─── Source material

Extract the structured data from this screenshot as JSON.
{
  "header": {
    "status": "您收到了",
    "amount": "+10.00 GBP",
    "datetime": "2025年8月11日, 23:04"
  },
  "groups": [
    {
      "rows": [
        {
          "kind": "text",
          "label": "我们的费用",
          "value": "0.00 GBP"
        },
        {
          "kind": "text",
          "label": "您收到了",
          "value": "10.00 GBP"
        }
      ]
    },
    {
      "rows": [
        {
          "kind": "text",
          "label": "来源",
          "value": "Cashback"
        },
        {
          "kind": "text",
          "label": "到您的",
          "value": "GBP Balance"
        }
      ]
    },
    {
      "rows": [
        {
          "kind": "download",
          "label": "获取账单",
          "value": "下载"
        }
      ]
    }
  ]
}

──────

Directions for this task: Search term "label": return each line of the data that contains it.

Answer to the exercise:
          "label": "我们的费用",
          "label": "您收到了",
          "label": "来源",
          "label": "到您的",
          "label": "获取账单",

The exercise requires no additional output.